"The same difficulty presents itself here, and, while the rule laid down by Mr. Justice Bradley has been recognized and applied by this court (National Bank v. Insurance Co., 104 U. S. 54, 57, and cases cited), yet, as stated by the chief justice, 'purchases made and paid for out of the general mass cannot be claimed by the bank, unless it is shown that its own moneys then in the fund were appropriated for that purpose.'''
IN BE SEATTLE, L. S. &: E. BY. CO.
The difficulty referred to in the above quotation is just the difficulty in this case which I have pointed out. In the case of Bank v. Armstrong, 148 U. S. 50, 13 Sup. Ct. 533, the supreme court affirmed the decision of the circuit court by Mr. Justice Jackson in the same case, reported in 39 Fed. 684, in which, after citing a list of English and American cases, the learned justice states the rule as follows:
sion, either in their original form or some substituted form, and the burden of . Identification is imposed upon all owners seeking to follow their property or its proceeds."
It seeks to have impressed with a trust character into the defendant's POSSeS-
"Those authorities impose upon complainant the duty of tracing the funds
The foregoing authorities and reasons impel me to hold that the complainant is not entitled to the particular relief prayed for, and to deny the application for an injunction.
In re SEATTLE, L. S. & E. RY. CO. GRIEVANCE COMMITTEE OF BROTHERHOOD OF RAILWAY TRAINMEN, LODGE NO. 196, et aI. v. BROWN et aI. (Circuit Court, D. Washington, N. D. May 17, 1894.)
REOEIVERS-MASTER AND SERVANT- RAILROAD COMPANIES.
A receiver of a railroad is not bound by an agreement, made before his appointment, between the railroad company and its employes, whereby the latter are not to be discharged except for cause, to be determined by arbitrators.
Petition by the Grievance Committee of the Brotherhood of Railway Trainmen, Lodge No. 196, Seattle, Wash., and James E. Corcoran, against Thomas R. Brown and John H. Bryant, receivers of the Seattle, Lake Shore & Eastern Railway Company, for an order requiring the receivers to conform to the terms of a certain contract. Richard Saxe Jones, for petitioners. Carr & Preston, for receivers. HANFORD, District Judge.

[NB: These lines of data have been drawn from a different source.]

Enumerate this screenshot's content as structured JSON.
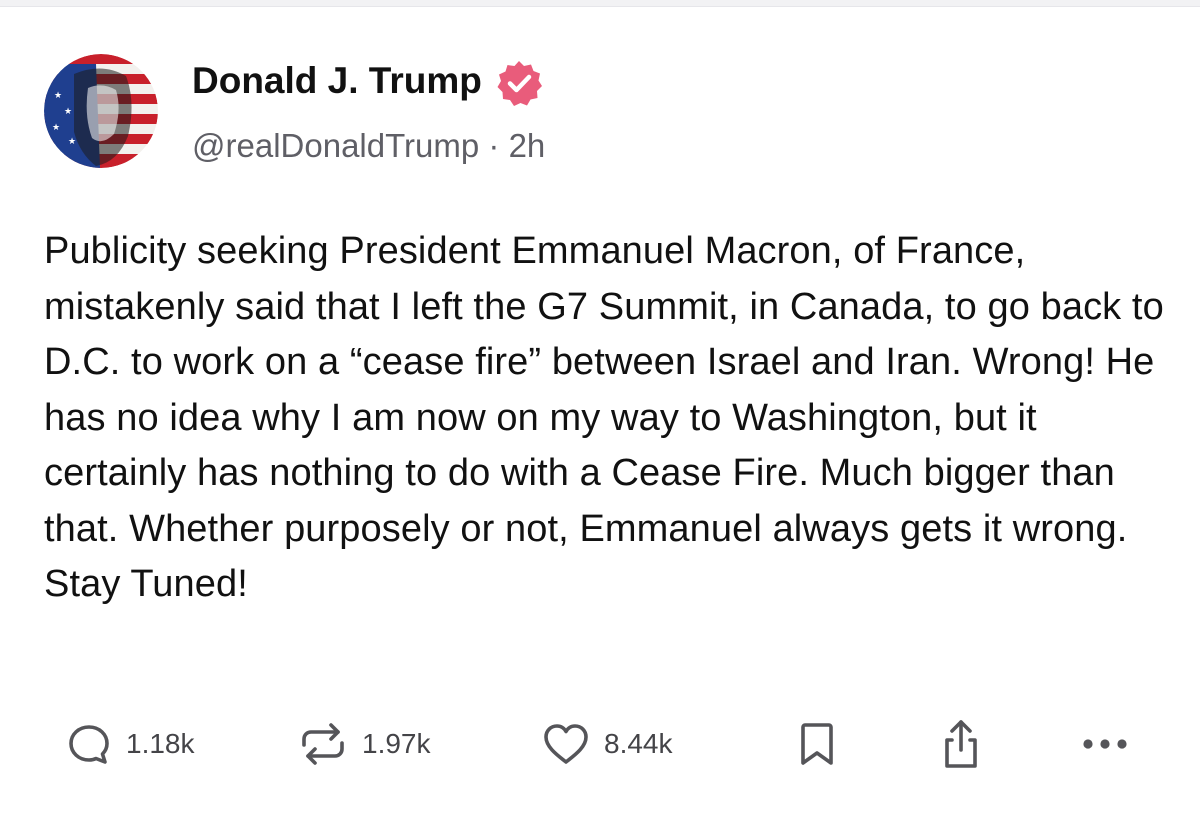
{
  "post": {
    "author": {
      "display_name": "Donald J. Trump",
      "handle": "@realDonaldTrump",
      "separator": "·",
      "timestamp": "2h",
      "verified_icon": "verified-badge-icon"
    },
    "text": "Publicity seeking President Emmanuel Macron, of France, mistakenly said that I left the G7 Summit, in Canada, to go back to D.C. to work on a “cease fire” between Israel and Iran. Wrong! He has no idea why I am now on my way to Washington, but it certainly has nothing to do with a Cease Fire. Much bigger than that. Whether purposely or not, Emmanuel always gets it wrong. Stay Tuned!"
  },
  "actions": {
    "replies": {
      "icon": "reply-icon",
      "count": "1.18k"
    },
    "retruths": {
      "icon": "retruth-icon",
      "count": "1.97k"
    },
    "likes": {
      "icon": "heart-icon",
      "count": "8.44k"
    },
    "bookmark": {
      "icon": "bookmark-icon"
    },
    "share": {
      "icon": "share-icon"
    },
    "more": {
      "icon": "more-icon"
    }
  },
  "colors": {
    "text": "#111111",
    "muted": "#5f5f66",
    "verified_badge": "#e95c7b",
    "icon": "#555559"
  }
}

The amended petition in this case contains an accusation against Thomas R. Brown, as receiver of the Seattle, Lake Shore & Eastern Railway, of having wrongfully, without cause or justification, discharged persons theretofore hold· ing positions as conductors on the railway, including the petitioner James E. Corcoran, and sets forth an alleged contract entered into prior to the appointment of said receiver by and between the Northern Pacific Railroad Company (which was then in practical control of the Seattle, Lake Shore & Eastern Railway) and its employes, including the said discharged conductors, containing, among other things, a stipulation that the employes were not to be discharged except for cause; and that, in case of the discharge of any employe, he should, upon demand, be furnished with a written specification of the cause therefor, and have a right to an investi-